Wimbledon is the epicenter of understated English elegance. The spectators eat strawberries and cream and the players wear all white. Wimbledon isn't just a tennis club. They also play croquet here.
But this year, there's a visual twist on the manicured turf, which, in the history of Wimbledon, amounts to a revolution.
Ralph Lauren has signed a five-year deal to clothe Wimbledon's bit players: the ball boys and girls, the line judges and the umpires. The boys and girls are in dark blue, with the more senior officials in navy blazers with white piping, and subtle blue-and-white-striped shirts with white collars.
"This is the most exciting fashion show we've ever had," Ralph's son David commented after the officials made their debut.
The last time a Brit won the men's singles was back in 1936. Americans have won 26 titles since then. And now, an American designer is telling the Brits how to dress.
Well, it's not quite that simple.
"Ralph Lauren's style is based on England," said Hilary Alexander, fashion editor of London's Daily Telegraph newspaper. "It all kind of starts right here in London and the shires, the stately homes -- it's totally and utterly British to the core."
So, Ralph Lauren is exporting English style back to the English? "Like coals to Newcastle," explained Alexander. That would be the British equivalent of "car parts to Detroit."

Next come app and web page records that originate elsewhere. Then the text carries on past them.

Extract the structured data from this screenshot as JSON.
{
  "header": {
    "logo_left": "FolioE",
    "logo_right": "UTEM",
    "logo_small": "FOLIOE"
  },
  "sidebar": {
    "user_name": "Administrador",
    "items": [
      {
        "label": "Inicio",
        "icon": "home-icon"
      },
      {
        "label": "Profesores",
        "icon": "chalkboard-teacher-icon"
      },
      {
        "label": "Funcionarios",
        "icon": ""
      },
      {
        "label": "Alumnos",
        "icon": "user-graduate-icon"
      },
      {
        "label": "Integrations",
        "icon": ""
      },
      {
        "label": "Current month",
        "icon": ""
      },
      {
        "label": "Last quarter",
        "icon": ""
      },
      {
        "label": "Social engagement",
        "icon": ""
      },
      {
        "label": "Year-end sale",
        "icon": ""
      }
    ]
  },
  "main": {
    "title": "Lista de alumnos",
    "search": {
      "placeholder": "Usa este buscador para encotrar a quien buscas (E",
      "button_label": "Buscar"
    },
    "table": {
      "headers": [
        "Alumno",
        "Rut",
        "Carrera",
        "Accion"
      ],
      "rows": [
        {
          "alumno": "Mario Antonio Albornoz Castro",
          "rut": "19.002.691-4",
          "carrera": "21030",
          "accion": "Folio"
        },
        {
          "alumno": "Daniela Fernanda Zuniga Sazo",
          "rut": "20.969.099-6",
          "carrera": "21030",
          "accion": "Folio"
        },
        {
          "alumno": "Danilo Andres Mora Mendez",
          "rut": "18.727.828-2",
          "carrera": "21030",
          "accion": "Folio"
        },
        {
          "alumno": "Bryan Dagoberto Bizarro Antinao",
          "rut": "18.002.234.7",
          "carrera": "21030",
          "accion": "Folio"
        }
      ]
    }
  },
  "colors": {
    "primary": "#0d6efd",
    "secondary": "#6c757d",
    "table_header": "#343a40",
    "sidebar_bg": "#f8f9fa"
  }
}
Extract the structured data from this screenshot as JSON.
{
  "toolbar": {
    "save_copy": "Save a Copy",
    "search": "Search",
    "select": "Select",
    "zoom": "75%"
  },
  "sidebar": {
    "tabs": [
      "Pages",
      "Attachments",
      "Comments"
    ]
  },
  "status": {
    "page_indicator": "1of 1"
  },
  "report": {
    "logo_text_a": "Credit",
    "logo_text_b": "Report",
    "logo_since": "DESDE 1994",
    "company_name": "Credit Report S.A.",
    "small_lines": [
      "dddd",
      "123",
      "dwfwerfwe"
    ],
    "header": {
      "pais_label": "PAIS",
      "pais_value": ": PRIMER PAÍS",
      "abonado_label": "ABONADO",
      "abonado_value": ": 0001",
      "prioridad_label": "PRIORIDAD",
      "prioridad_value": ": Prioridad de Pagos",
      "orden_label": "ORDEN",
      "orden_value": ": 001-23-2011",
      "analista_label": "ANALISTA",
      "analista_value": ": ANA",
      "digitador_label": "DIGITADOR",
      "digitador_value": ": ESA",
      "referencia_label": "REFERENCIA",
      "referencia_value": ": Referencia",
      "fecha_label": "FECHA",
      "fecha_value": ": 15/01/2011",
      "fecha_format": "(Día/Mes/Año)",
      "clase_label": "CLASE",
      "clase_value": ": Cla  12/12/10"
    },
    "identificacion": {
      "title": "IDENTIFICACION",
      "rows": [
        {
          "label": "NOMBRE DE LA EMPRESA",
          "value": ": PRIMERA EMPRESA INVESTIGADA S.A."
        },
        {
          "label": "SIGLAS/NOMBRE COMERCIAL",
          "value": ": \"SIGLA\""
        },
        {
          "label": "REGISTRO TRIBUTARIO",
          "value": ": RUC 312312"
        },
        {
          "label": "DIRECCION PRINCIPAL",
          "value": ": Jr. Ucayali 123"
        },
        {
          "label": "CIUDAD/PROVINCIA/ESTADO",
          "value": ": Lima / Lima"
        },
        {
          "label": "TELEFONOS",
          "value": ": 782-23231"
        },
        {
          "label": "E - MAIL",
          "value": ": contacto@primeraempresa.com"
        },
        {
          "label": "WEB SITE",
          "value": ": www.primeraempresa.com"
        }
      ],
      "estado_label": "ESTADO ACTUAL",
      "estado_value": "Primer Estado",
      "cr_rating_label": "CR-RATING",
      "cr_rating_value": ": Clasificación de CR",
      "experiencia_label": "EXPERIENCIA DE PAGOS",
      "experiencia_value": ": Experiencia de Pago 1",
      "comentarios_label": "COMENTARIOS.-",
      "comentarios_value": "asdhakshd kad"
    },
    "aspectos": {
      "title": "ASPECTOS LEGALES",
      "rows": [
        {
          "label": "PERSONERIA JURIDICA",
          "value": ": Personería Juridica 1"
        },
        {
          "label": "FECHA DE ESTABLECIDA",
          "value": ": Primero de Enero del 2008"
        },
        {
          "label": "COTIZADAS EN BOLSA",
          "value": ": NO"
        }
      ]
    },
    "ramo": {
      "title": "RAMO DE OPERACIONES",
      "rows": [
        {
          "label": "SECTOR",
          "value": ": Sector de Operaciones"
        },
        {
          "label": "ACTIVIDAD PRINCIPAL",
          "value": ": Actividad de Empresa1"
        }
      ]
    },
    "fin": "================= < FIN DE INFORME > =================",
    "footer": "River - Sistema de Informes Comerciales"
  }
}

For years, Wimbledon officials wore ill-fitting green blazers, nasty slacks and purple and green ties. The designer: unknown. No one complained, but no one is sad to see the old clothes go, either.
"I think it's lovely. It's lovely to have a change from the old uniform," one line judge said.
Another could barely disguise her glee at her new designer work clothes.
"What strikes you when you touch it for the first time," she cooed. "You touch…it's just, ohhhh, like cream in your hands."
And what about the players? Andre Agassi said he'd have to reserve judgement until after his first match. Young and stylish Roger Federer is already a fan. "A bit of fashion does good to the All England Club," he said after practice.
As Federer strode onto court today to begin the defense of his title, he wore a natty cream blazer. He's getting into the spirit of things.
Could the new threads be a distraction?
"We have to try to keep the eyes on the court and not on the linesmen," former champ Martina Hingis told us. She thinks she can handle it. "I think I can stick the eyes to the ball, yes."
While officials enjoy their makeover, players have been warned for the umpteenth time: "appear on court dressed in a manner deemed unsuitable by the committee" and you're out.
"Tennis needs a little bit of a lift every now and then, and I think it's nice to see a bit of tanned cleavage. It's quite cute to see frilly knickers," said style guru Hilary Alexander. "I don't think that hurts. As long as it's white."
Andre Agassi boycotted Wimbledon for three years early in his career because he couldn't bear to ditch his garish threads. He eventually caved and won here in 1992 wearing all white. But he still looked like Farrah Fawcett from the neck up.
"The interesting thing with Wimbledon is that balance between tradition and innovation," the All England Club's CEO Ian Ritchie explained. "I think if we say we'll stay with tradition for the sake of it, we'll fall behind, we'll be old-fashioned."
One thing he described as sacrosanct is the green grass of Wimbledon. They'll never use artificial turf, Ritchie insisted.
The officials' uniforms were not as sacred. And neither are the regular rain delays. They're building a roof over Centre Court that will be ready in time for Wimbledon 2009. There's been a drought in England for a few weeks.
But on today, as the tournament began, it poured with rain. Wimbledon is a place of tradition.